For instance, paraphrased from an actual QTA clause: the CMO writing the QTA states that the CLIENT will have 30 calendar days (just over four weeks) to review and approve a new MBR. The client is “allowed” to send one list of questions/comments back to the CMO during that time period, but the CMO has 30 working days (just over six weeks) to respond to the questions and comments. The kicker here is the next part: if it is neither signed nor contested by the client at the end of that 30-day period, the MBR will be considered approved. This puts the client at a huge disadvantage – if there are any issues with the MBR there is no way to hold up their end of the agreement that works out fairly for them.

Here’s a potential solution: both parties have the same amount of time, either 30 calendar days or 30 working days, the clock restarts when the list is submitted, there is a limit of two lists, and there is no default approval of the MBR without the appropriate signatures from the client.

The second most common problem is vague, imprecise, or missing definitions in the Definitions section of terms that appear in the text of the QTA. Example: Deviation – “a failure to meet process criteria or to follow approved procedures.” The terms “Major Deviation” and “Minor Deviation” were not defined here or anywhere else in the QTA, but were used later in the text, requiring the undefined Major Deviations to be reported to the client within five working days, and with no requirement to report the undefined Minor Deviations to the client at all. These inexplicit definitions can create the following problems:

  • The client had no chance to agree or disagree with the definitions of “Major” and “Minor” deviations – this puts them at a disadvantage.
  • Without a clear definition of Major and Minor deviations, there is potential for disaster, ranging from recalls to litigation, and all points in between.
  • The five-working-day reporting window also is a bit long– if a deviation does not occur on a Monday, it could be seven days –including the weekend – before the deviation is reported.

Perhaps the most difficult part of a QTA to get right is the Responsibilities Matrix. This is a table of three or more columns; the left-most column very briefly summarizes each clause, and the remaining columns are for the parties involved in the QTA. An “X” in a given party’s cell indicates responsibility for what that clause describes. (Both parties can be responsible for something, such as notifying each other about product complaints.)

For some reason, this seemingly straightforward section is most prone to errors, either in the summary of a clause, or the assignment of responsibility. It is also the most tedious and difficult to review for accuracy. Furthermore, it is the most highly used; because of the concise nature of the clause summaries and the simplicity of an “X” defining who is responsible, it is the “go to” source of information for responsibility-related questions.

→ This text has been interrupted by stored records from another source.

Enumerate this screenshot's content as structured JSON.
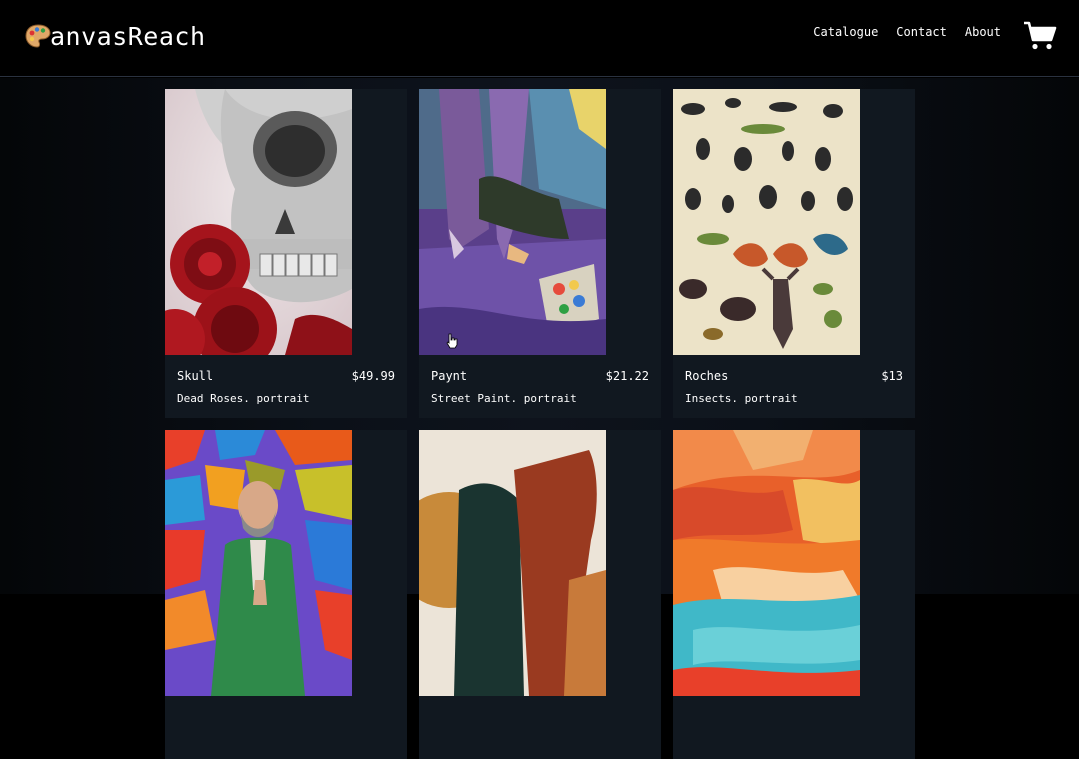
{
  "brand": {
    "logo_icon": "palette-icon",
    "name": "anvasReach"
  },
  "nav": {
    "items": [
      "Catalogue",
      "Contact",
      "About"
    ],
    "cart_icon": "shopping-cart-icon"
  },
  "products": [
    {
      "name": "Skull",
      "price": "$49.99",
      "description": "Dead Roses. portrait"
    },
    {
      "name": "Paynt",
      "price": "$21.22",
      "description": "Street Paint. portrait"
    },
    {
      "name": "Roches",
      "price": "$13",
      "description": "Insects. portrait"
    },
    {
      "name": "",
      "price": "",
      "description": ""
    },
    {
      "name": "",
      "price": "",
      "description": ""
    },
    {
      "name": "",
      "price": "",
      "description": ""
    }
  ],
  "colors": {
    "header_bg": "#000000",
    "card_bg": "#111820",
    "text": "#ffffff"
  }
}
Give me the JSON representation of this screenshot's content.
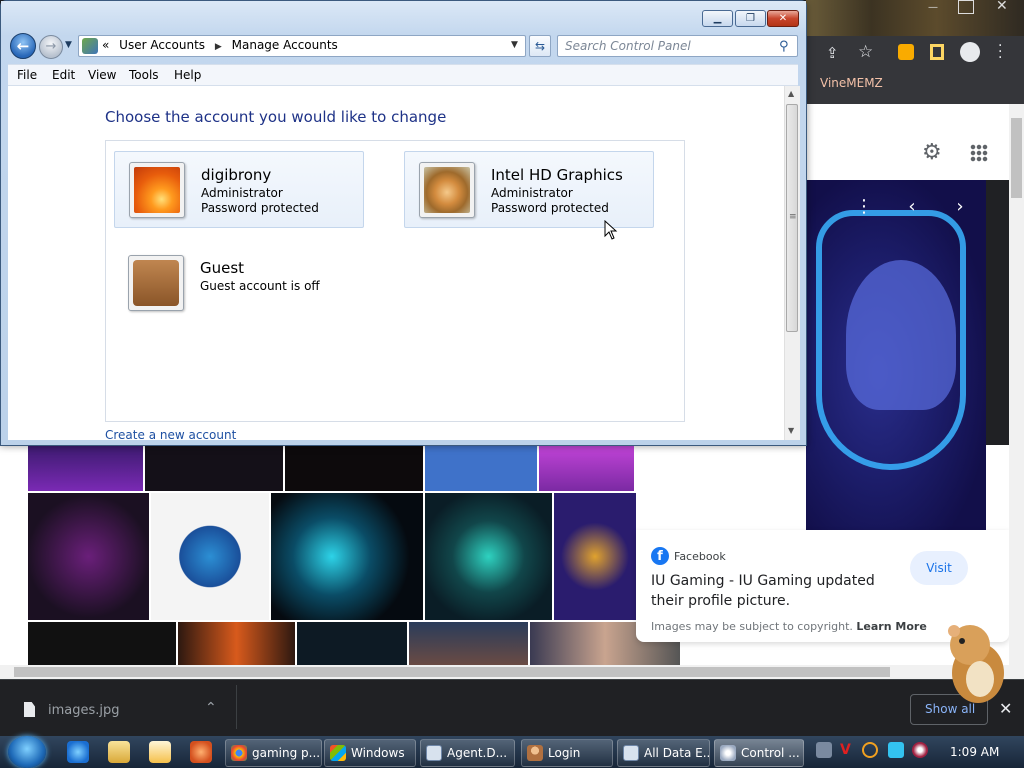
{
  "browser": {
    "bookmark": "VineMEMZ",
    "info_card": {
      "source": "Facebook",
      "title": "IU Gaming - IU Gaming updated their profile picture.",
      "visit_label": "Visit",
      "copyright": "Images may be subject to copyright.",
      "learn_more": "Learn More"
    },
    "download_bar": {
      "file_name": "images.jpg",
      "show_all_label": "Show all"
    }
  },
  "control_panel": {
    "breadcrumbs": [
      "User Accounts",
      "Manage Accounts"
    ],
    "search_placeholder": "Search Control Panel",
    "menu": [
      "File",
      "Edit",
      "View",
      "Tools",
      "Help"
    ],
    "heading": "Choose the account you would like to change",
    "accounts": [
      {
        "name": "digibrony",
        "role": "Administrator",
        "status": "Password protected",
        "picture": "flower"
      },
      {
        "name": "Intel HD Graphics",
        "role": "Administrator",
        "status": "Password protected",
        "picture": "dog"
      },
      {
        "name": "Guest",
        "role": "",
        "status": "Guest account is off",
        "picture": "briefcase"
      }
    ],
    "create_link": "Create a new account"
  },
  "taskbar": {
    "tasks": [
      {
        "label": "gaming p...",
        "icon": "chrome-icon"
      },
      {
        "label": "Windows",
        "icon": "windows-icon"
      },
      {
        "label": "Agent.D...",
        "icon": "window-icon"
      },
      {
        "label": "Login",
        "icon": "user-icon"
      },
      {
        "label": "All Data E...",
        "icon": "window-icon"
      },
      {
        "label": "Control ...",
        "icon": "control-panel-icon"
      }
    ],
    "clock": "1:09 AM"
  }
}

A relatively easy way to improve the accuracy of the matrix is to include hyperlinks to the full clause being summarized. This allows the reviewer to confirm agreement between the matrix and the actual language in the contract, and saves a lot of flipping back and forth and scrolling when reviewing the document for accuracy. Hyperlinks should also reduce issues with re-numbered clauses not being updated in the matrix.

A well-written QTA saves a lot of time, money, and frustration. It should eliminate the “I thought you were taking care of that” syndrome. Even though the recent FDA guidance Contract Manufacturing Arrangements for Drugs: Quality Agreements only addresses commercial products, QTAs can and should be used in all contractual settings, not just those for drugs that have been approved.

Blog article by: Arvilla Trag